Former national defender and a former professional footballer with Trinidad and Tobago’s Joe Public, George Dublin, wants clubs to place more emphasis on creating opportunities for players outside of Antigua.

Speaking on the Good Morning Jojo Sports Show, Dublin said that although the FA has some responsibility regarding the preparation of relevant transfer documents and so forth, that clubs must be prepared to do the leg work if they are to reap the benefits.

“I think clubs need to be able to develop these players where they are confident to speak to somebody else about these players. I am going to have 10 players for 15 years and all I am interested in is winning our league or being in the top division, but am I developing these players good enough where I could say, let me call this club and say ‘I have a player and I will pay the money for them to come and if you take them then I get back half the money’,” he said.

The Greenbay Hoppers player who also played for Tobago United between 2007 and 2008, said many of the country’s past and current players are talented enough to play in any professional league across the region and possibly the world but were denied only through lack of opportunity.

“Any player — Bubbler Gregory, Peter Byers, Quinton Griffith, Molvin James — and anyone of them that would have grown up in a different environment or with a different mentality — because at times it’s a mentality thing because being able to be comfortable on the outside [of Antigua] — I think they may have been able to prosper more or have a stronger will. In terms of Ziggy Thomas, I think it has just never been the right place or the right time or even the right set of people to give proper guidance in some cases,” Dublin said.

Responding to questions regarding the importation of players by clubs during the football association’s domestic programme, Dublin said that although he would not support a cap, clubs must ensure that when selecting players to import that they must be of a higher standard. He added that the arrangement must be reciprocal.

“Somebody might not like this statement, but let us be real. We have had over the years, arguments regarding the [number] of players that are brought into the league. I think that if we bring foreign players into our league, it is to advance the league by making it more popular around the Caribbean and to bring quality players in our league,” he said.

“If these players are quality players because I have been to Trinidad [to play] and I have taken players to Trinidad based on the fact that I am not a bad player, and coaches believe, based on my reputation as a player, that I am going to bring quality. With all the players we bring here, do we hear of any of our players leaving to go into any other country to play? The opportunity that we are giving [to the foreign players] we’re not getting,” he added.

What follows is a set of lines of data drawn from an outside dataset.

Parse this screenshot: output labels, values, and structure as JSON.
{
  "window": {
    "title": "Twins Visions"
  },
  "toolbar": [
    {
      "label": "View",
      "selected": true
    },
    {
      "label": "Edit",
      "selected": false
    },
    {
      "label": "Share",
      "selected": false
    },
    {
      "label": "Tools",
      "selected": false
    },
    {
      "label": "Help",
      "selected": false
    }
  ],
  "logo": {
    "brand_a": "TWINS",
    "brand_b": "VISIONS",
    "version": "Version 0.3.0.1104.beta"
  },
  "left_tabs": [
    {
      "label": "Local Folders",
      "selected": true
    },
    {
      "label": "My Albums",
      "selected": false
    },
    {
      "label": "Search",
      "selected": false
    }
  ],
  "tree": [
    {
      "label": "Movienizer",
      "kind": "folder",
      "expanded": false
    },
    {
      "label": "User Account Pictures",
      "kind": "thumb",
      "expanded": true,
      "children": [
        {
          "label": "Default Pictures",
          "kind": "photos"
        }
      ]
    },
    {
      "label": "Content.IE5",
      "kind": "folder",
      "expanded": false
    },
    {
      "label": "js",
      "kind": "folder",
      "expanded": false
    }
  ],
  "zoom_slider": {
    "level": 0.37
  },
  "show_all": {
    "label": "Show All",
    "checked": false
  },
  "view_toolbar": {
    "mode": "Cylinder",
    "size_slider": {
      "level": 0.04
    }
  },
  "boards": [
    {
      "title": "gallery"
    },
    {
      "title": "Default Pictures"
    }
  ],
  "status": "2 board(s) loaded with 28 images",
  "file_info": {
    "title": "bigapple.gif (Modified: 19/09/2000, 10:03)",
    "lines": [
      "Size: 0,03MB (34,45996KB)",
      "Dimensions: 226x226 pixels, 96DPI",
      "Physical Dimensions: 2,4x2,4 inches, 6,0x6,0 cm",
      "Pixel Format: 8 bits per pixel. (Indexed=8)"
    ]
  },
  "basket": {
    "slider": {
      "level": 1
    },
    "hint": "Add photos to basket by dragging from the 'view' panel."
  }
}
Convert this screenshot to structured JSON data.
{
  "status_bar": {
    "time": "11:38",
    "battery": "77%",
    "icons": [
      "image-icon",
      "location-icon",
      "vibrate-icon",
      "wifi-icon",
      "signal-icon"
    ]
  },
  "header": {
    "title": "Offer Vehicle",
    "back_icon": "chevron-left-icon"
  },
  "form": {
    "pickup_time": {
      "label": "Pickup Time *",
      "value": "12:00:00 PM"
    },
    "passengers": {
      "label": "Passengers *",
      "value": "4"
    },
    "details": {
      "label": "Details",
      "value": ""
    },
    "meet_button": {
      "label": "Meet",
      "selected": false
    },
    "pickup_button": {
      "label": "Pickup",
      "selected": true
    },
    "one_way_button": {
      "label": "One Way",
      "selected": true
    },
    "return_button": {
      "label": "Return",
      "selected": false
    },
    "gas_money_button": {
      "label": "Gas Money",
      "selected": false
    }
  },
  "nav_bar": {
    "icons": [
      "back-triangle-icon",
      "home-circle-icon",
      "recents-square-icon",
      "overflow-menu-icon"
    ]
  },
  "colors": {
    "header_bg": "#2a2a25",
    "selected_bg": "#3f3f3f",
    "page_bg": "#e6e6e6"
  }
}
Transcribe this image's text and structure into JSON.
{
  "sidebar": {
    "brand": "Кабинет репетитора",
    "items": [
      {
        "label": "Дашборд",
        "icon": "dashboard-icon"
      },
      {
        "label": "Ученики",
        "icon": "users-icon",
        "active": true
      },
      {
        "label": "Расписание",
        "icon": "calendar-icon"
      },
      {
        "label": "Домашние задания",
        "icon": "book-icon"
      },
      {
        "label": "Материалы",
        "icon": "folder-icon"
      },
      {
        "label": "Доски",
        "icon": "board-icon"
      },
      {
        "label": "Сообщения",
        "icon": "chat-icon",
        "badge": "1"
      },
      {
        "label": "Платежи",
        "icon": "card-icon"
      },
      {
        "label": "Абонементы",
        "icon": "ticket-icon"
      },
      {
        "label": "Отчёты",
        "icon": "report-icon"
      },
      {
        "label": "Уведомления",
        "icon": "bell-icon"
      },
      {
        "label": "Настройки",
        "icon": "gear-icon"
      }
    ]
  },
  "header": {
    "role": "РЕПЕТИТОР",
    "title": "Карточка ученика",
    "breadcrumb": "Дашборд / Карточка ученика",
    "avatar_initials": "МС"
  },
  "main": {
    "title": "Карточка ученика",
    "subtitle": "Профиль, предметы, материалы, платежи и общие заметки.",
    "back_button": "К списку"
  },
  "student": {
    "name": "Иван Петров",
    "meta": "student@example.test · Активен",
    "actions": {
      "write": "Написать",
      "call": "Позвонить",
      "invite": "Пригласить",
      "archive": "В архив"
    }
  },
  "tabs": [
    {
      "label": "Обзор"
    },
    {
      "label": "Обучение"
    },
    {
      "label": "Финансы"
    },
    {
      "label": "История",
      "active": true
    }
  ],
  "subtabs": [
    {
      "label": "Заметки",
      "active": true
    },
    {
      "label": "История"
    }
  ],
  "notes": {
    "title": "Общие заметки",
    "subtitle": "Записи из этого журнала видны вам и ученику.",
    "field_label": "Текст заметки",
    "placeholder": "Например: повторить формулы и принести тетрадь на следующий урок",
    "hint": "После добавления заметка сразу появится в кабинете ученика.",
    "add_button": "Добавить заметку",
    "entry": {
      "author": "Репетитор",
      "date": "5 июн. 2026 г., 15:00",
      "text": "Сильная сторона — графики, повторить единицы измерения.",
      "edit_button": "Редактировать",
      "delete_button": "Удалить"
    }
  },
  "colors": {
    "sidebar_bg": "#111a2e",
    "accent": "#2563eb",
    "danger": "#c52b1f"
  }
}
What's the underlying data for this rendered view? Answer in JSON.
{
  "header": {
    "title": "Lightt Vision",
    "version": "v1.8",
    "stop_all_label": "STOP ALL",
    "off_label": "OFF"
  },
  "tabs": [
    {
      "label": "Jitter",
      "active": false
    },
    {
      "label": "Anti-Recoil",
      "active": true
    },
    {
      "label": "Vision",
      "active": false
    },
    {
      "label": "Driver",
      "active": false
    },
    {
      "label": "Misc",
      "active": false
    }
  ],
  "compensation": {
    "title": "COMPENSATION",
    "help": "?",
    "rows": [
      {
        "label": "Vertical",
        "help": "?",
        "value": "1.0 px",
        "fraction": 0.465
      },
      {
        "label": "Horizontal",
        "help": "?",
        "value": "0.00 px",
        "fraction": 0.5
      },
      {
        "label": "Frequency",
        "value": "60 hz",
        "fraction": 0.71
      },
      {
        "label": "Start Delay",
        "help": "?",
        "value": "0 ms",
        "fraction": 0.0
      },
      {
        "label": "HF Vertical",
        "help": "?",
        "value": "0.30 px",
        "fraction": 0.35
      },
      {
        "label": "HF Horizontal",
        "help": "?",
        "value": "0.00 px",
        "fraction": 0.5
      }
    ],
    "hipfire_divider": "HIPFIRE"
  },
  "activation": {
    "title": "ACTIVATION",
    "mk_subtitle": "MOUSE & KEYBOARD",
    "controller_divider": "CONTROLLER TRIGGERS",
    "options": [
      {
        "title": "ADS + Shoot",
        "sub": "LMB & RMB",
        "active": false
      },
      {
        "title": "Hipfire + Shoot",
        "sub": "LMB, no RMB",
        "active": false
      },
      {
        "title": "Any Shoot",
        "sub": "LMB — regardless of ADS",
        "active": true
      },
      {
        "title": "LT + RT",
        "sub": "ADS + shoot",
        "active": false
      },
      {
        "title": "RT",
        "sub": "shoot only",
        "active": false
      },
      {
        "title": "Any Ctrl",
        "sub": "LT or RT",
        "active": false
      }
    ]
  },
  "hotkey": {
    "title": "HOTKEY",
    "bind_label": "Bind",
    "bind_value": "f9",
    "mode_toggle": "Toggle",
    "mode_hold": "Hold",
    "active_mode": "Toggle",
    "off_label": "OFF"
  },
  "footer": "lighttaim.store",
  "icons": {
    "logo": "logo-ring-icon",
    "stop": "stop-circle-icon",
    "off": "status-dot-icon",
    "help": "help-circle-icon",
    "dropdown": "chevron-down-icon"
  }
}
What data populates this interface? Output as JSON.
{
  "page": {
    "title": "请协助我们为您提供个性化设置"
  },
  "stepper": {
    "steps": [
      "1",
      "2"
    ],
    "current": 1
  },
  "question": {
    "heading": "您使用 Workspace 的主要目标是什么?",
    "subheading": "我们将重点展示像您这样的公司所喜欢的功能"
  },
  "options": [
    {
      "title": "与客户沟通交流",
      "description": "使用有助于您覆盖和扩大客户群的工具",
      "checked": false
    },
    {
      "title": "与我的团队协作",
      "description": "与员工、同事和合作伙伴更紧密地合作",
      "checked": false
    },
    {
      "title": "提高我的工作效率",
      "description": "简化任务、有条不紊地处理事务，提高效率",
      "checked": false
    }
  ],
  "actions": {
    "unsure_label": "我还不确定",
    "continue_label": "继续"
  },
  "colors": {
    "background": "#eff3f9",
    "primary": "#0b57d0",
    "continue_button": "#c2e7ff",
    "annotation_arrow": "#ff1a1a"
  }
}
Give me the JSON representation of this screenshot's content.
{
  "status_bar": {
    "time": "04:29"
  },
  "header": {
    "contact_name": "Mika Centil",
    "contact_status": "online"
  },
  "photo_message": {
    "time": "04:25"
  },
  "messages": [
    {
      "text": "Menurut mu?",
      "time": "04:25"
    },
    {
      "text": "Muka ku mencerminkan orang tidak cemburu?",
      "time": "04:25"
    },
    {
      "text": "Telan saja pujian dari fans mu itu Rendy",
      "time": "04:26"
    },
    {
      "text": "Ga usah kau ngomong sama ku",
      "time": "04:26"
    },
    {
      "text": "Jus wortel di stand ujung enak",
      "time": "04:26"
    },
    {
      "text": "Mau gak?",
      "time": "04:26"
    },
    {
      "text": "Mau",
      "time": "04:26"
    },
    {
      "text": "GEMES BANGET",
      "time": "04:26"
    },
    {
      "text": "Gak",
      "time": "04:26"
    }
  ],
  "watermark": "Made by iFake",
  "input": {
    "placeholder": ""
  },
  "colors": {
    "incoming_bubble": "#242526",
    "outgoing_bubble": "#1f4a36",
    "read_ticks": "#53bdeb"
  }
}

Dublin, who is currently coach of the Montserrat men’s team, was part of the Joe Public side which won the TT Pro League title in 2006. He moved to Tobago United in 2007, but spent just one season there before returning to Antigua to play for Hoppers in the Premier Division. In 2011, Dublin transferred to the new Antigua Barracuda FC team prior to its first season in the USL Professional Division.